(Source data Opens)
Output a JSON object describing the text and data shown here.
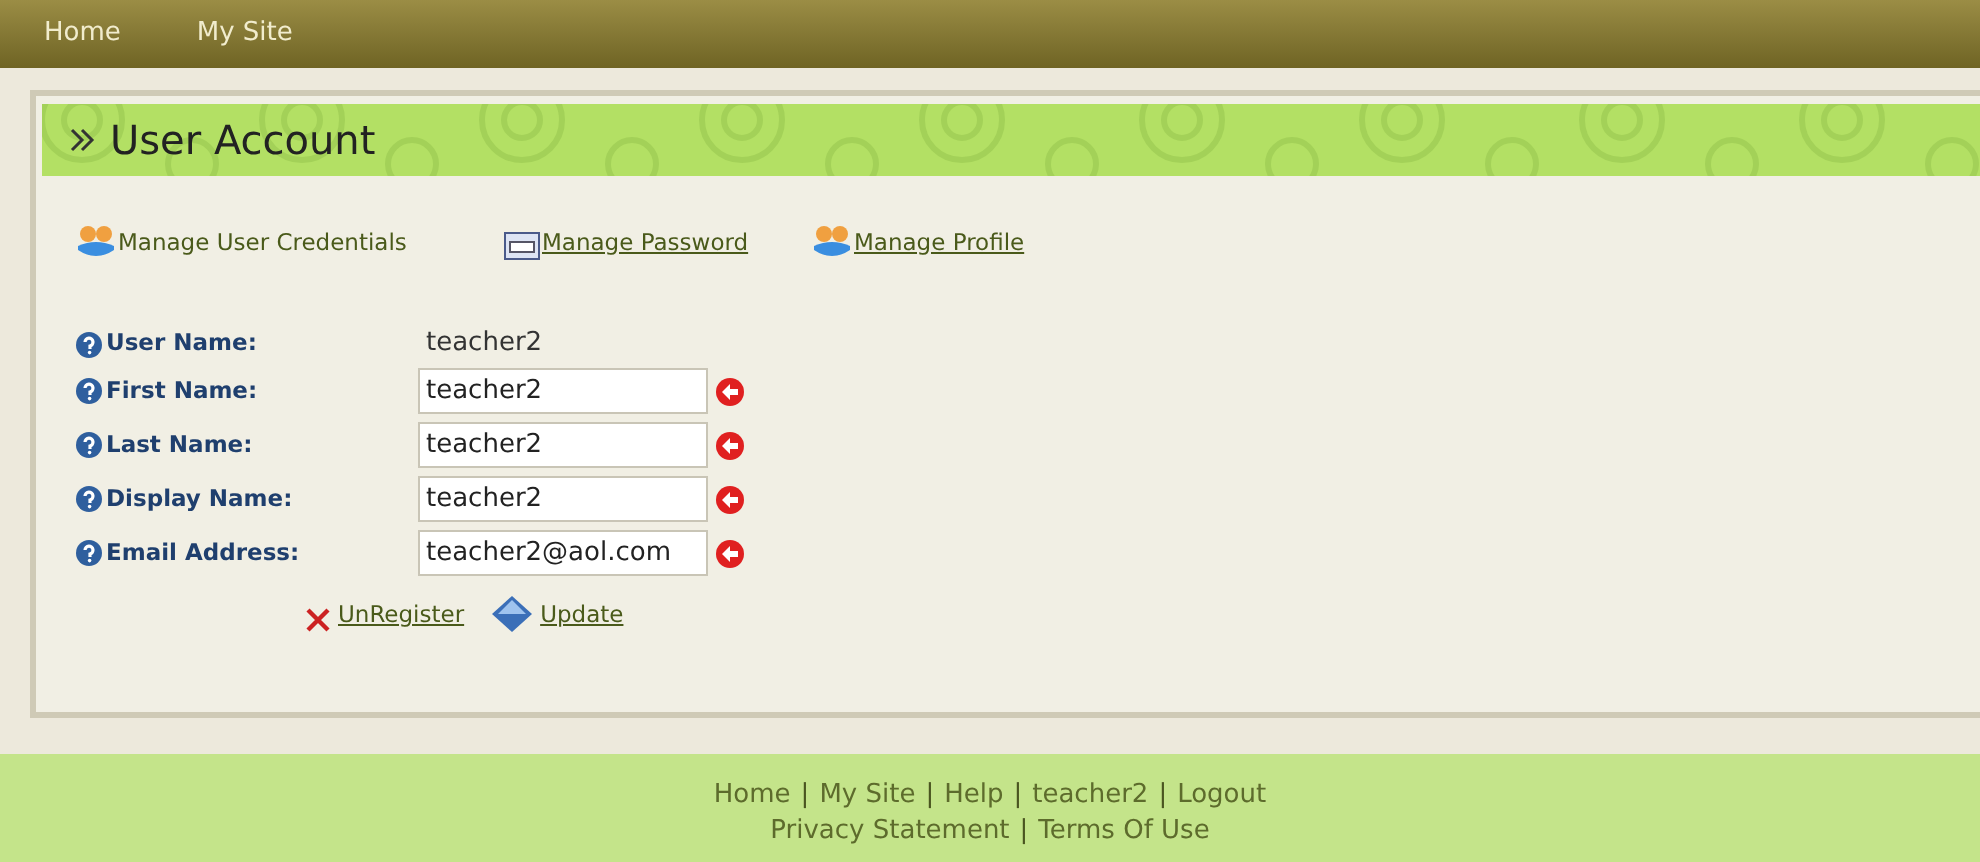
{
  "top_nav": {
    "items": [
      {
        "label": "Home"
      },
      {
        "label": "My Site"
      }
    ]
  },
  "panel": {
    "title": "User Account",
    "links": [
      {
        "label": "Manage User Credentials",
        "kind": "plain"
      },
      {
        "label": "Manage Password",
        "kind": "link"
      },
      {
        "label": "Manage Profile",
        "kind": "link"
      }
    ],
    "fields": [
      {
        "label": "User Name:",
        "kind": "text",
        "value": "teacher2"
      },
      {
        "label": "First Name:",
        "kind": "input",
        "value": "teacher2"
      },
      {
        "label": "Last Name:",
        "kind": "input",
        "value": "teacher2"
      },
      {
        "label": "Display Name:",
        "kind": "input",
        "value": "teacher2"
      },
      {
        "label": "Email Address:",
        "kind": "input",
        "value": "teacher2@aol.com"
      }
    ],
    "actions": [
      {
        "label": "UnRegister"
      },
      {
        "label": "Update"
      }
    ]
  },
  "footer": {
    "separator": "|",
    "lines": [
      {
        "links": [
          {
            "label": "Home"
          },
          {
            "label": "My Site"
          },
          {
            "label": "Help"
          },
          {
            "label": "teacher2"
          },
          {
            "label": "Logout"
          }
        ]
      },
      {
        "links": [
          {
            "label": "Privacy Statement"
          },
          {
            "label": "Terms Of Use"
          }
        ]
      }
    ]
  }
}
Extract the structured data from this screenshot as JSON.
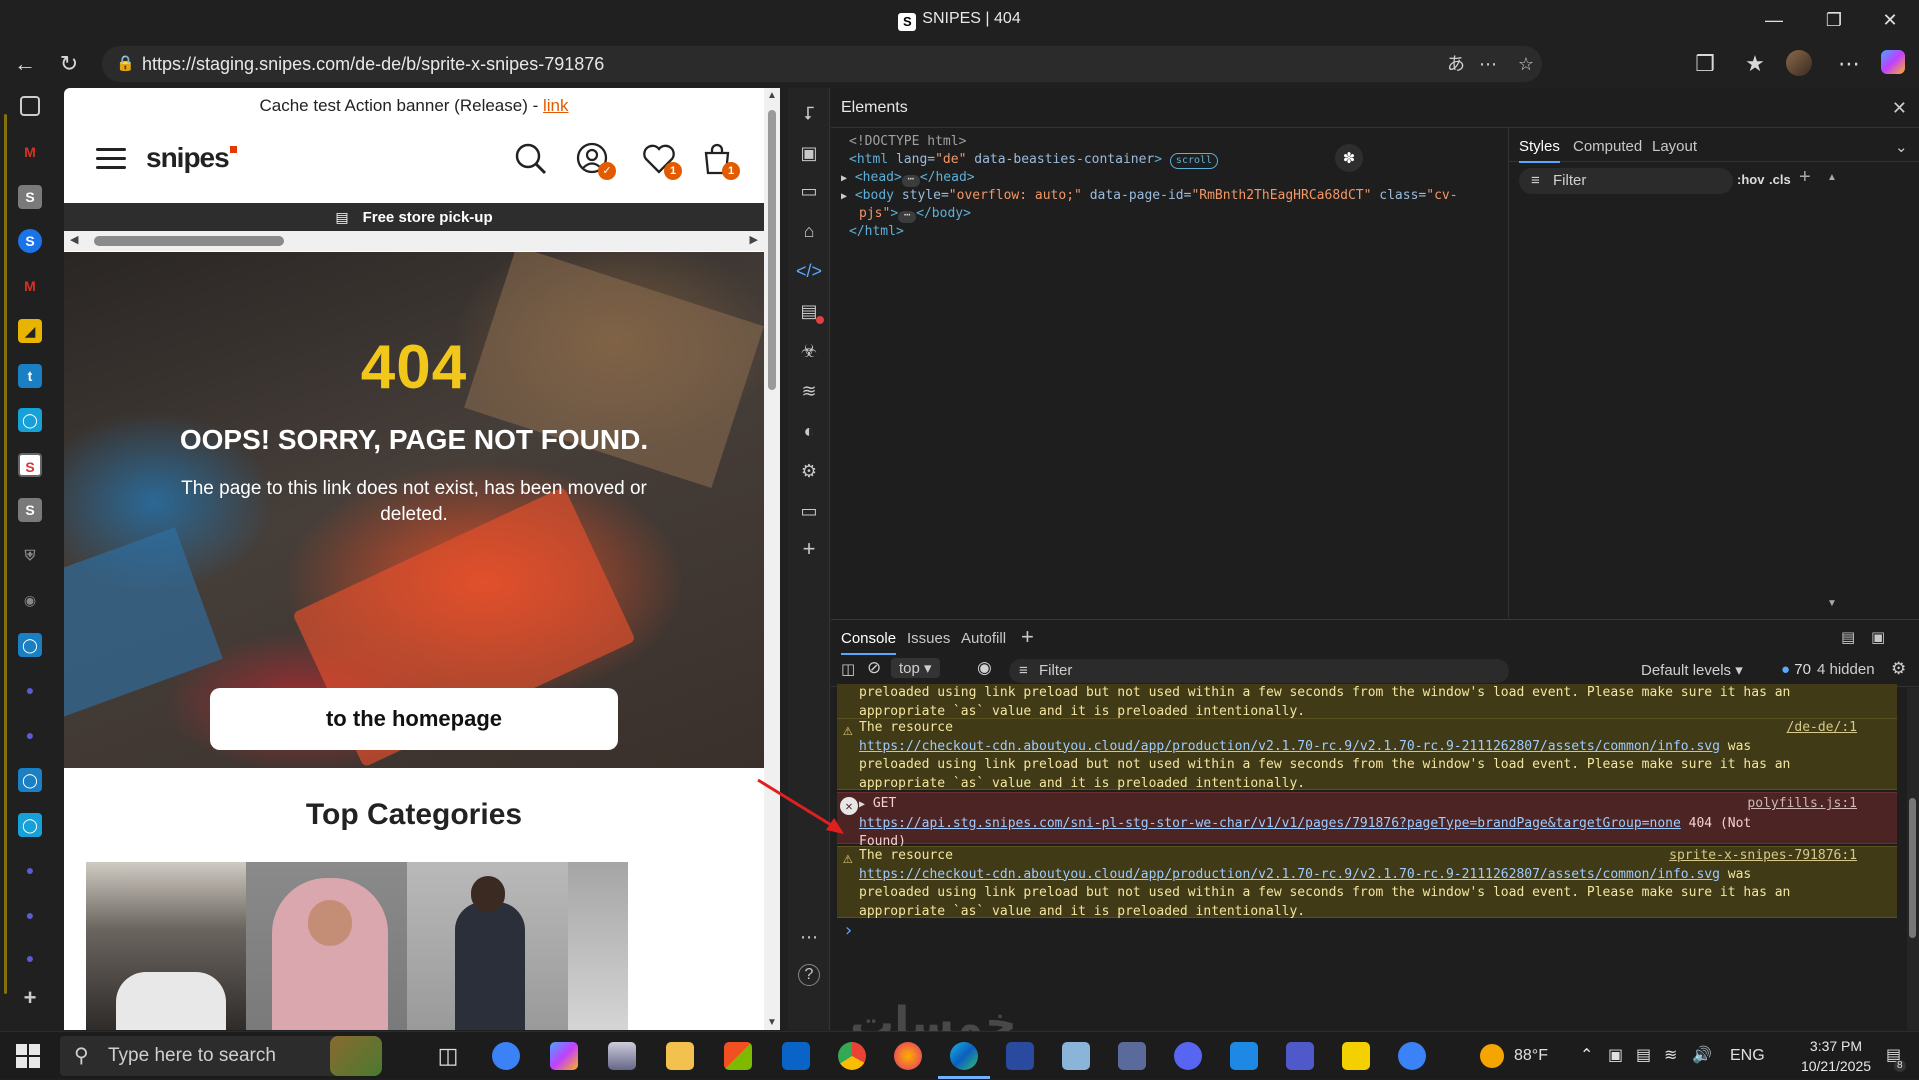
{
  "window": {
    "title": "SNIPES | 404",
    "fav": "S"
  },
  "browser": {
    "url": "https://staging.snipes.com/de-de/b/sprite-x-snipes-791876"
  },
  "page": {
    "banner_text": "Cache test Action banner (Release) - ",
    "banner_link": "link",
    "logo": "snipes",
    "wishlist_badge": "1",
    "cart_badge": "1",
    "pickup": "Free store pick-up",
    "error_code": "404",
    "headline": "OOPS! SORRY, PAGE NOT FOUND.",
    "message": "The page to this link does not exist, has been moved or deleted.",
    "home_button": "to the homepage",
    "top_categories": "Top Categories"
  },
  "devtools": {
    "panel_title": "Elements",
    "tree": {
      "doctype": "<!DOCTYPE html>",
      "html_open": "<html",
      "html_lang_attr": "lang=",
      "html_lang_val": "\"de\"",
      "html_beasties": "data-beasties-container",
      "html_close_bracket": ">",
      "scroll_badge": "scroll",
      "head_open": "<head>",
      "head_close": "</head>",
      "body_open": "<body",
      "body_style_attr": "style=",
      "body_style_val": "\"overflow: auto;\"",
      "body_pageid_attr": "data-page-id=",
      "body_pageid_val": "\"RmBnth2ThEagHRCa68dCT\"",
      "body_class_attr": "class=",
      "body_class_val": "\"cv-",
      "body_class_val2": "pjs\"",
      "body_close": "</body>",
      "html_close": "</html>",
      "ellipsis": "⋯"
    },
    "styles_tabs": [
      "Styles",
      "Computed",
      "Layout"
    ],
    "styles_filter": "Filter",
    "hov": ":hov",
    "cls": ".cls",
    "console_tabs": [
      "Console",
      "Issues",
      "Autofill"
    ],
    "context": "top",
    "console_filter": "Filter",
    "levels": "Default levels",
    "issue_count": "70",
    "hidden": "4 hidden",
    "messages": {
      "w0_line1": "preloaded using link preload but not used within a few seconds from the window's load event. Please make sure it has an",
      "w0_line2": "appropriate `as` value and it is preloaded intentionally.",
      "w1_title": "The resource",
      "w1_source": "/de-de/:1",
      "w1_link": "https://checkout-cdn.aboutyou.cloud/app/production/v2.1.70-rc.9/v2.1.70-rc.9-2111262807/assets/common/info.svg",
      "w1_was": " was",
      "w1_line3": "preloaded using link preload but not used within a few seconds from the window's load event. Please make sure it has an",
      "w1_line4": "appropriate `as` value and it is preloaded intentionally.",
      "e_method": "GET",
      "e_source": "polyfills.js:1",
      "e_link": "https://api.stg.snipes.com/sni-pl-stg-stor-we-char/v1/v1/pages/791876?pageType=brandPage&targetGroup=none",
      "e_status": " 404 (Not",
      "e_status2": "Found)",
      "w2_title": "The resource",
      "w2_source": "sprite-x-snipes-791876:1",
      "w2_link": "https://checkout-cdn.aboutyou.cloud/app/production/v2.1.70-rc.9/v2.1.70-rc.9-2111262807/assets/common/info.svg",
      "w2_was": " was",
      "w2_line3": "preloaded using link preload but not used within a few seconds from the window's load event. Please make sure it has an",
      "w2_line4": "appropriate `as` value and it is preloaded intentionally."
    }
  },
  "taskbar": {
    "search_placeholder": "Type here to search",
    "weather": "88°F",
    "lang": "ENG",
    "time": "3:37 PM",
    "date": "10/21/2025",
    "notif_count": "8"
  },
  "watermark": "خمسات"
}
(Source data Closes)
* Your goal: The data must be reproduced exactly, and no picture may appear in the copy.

* Solution to this problem:
Output a JSON object describing the text and data shown here.
{
  "top_nav": {
    "items": [
      {
        "label": "Home"
      },
      {
        "label": "My Site"
      }
    ]
  },
  "panel": {
    "title": "User Account",
    "links": [
      {
        "label": "Manage User Credentials",
        "kind": "plain"
      },
      {
        "label": "Manage Password",
        "kind": "link"
      },
      {
        "label": "Manage Profile",
        "kind": "link"
      }
    ],
    "fields": [
      {
        "label": "User Name:",
        "kind": "text",
        "value": "teacher2"
      },
      {
        "label": "First Name:",
        "kind": "input",
        "value": "teacher2"
      },
      {
        "label": "Last Name:",
        "kind": "input",
        "value": "teacher2"
      },
      {
        "label": "Display Name:",
        "kind": "input",
        "value": "teacher2"
      },
      {
        "label": "Email Address:",
        "kind": "input",
        "value": "teacher2@aol.com"
      }
    ],
    "actions": [
      {
        "label": "UnRegister"
      },
      {
        "label": "Update"
      }
    ]
  },
  "footer": {
    "separator": "|",
    "lines": [
      {
        "links": [
          {
            "label": "Home"
          },
          {
            "label": "My Site"
          },
          {
            "label": "Help"
          },
          {
            "label": "teacher2"
          },
          {
            "label": "Logout"
          }
        ]
      },
      {
        "links": [
          {
            "label": "Privacy Statement"
          },
          {
            "label": "Terms Of Use"
          }
        ]
      }
    ]
  }
}
Extract the structured data from this screenshot as JSON.
{
  "window": {
    "title": "SNIPES | 404",
    "fav": "S"
  },
  "browser": {
    "url": "https://staging.snipes.com/de-de/b/sprite-x-snipes-791876"
  },
  "page": {
    "banner_text": "Cache test Action banner (Release) - ",
    "banner_link": "link",
    "logo": "snipes",
    "wishlist_badge": "1",
    "cart_badge": "1",
    "pickup": "Free store pick-up",
    "error_code": "404",
    "headline": "OOPS! SORRY, PAGE NOT FOUND.",
    "message": "The page to this link does not exist, has been moved or deleted.",
    "home_button": "to the homepage",
    "top_categories": "Top Categories"
  },
  "devtools": {
    "panel_title": "Elements",
    "tree": {
      "doctype": "<!DOCTYPE html>",
      "html_open": "<html",
      "html_lang_attr": "lang=",
      "html_lang_val": "\"de\"",
      "html_beasties": "data-beasties-container",
      "html_close_bracket": ">",
      "scroll_badge": "scroll",
      "head_open": "<head>",
      "head_close": "</head>",
      "body_open": "<body",
      "body_style_attr": "style=",
      "body_style_val": "\"overflow: auto;\"",
      "body_pageid_attr": "data-page-id=",
      "body_pageid_val": "\"RmBnth2ThEagHRCa68dCT\"",
      "body_class_attr": "class=",
      "body_class_val": "\"cv-",
      "body_class_val2": "pjs\"",
      "body_close": "</body>",
      "html_close": "</html>",
      "ellipsis": "⋯"
    },
    "styles_tabs": [
      "Styles",
      "Computed",
      "Layout"
    ],
    "styles_filter": "Filter",
    "hov": ":hov",
    "cls": ".cls",
    "console_tabs": [
      "Console",
      "Issues",
      "Autofill"
    ],
    "context": "top",
    "console_filter": "Filter",
    "levels": "Default levels",
    "issue_count": "70",
    "hidden": "4 hidden",
    "messages": {
      "w0_line1": "preloaded using link preload but not used within a few seconds from the window's load event. Please make sure it has an",
      "w0_line2": "appropriate `as` value and it is preloaded intentionally.",
      "w1_title": "The resource",
      "w1_source": "/de-de/:1",
      "w1_link": "https://checkout-cdn.aboutyou.cloud/app/production/v2.1.70-rc.9/v2.1.70-rc.9-2111262807/assets/common/info.svg",
      "w1_was": " was",
      "w1_line3": "preloaded using link preload but not used within a few seconds from the window's load event. Please make sure it has an",
      "w1_line4": "appropriate `as` value and it is preloaded intentionally.",
      "e_method": "GET",
      "e_source": "polyfills.js:1",
      "e_link": "https://api.stg.snipes.com/sni-pl-stg-stor-we-char/v1/v1/pages/791876?pageType=brandPage&targetGroup=none",
      "e_status": " 404 (Not",
      "e_status2": "Found)",
      "w2_title": "The resource",
      "w2_source": "sprite-x-snipes-791876:1",
      "w2_link": "https://checkout-cdn.aboutyou.cloud/app/production/v2.1.70-rc.9/v2.1.70-rc.9-2111262807/assets/common/info.svg",
      "w2_was": " was",
      "w2_line3": "preloaded using link preload but not used within a few seconds from the window's load event. Please make sure it has an",
      "w2_line4": "appropriate `as` value and it is preloaded intentionally."
    }
  },
  "taskbar": {
    "search_placeholder": "Type here to search",
    "weather": "88°F",
    "lang": "ENG",
    "time": "3:37 PM",
    "date": "10/21/2025",
    "notif_count": "8"
  },
  "watermark": "خمسات"
}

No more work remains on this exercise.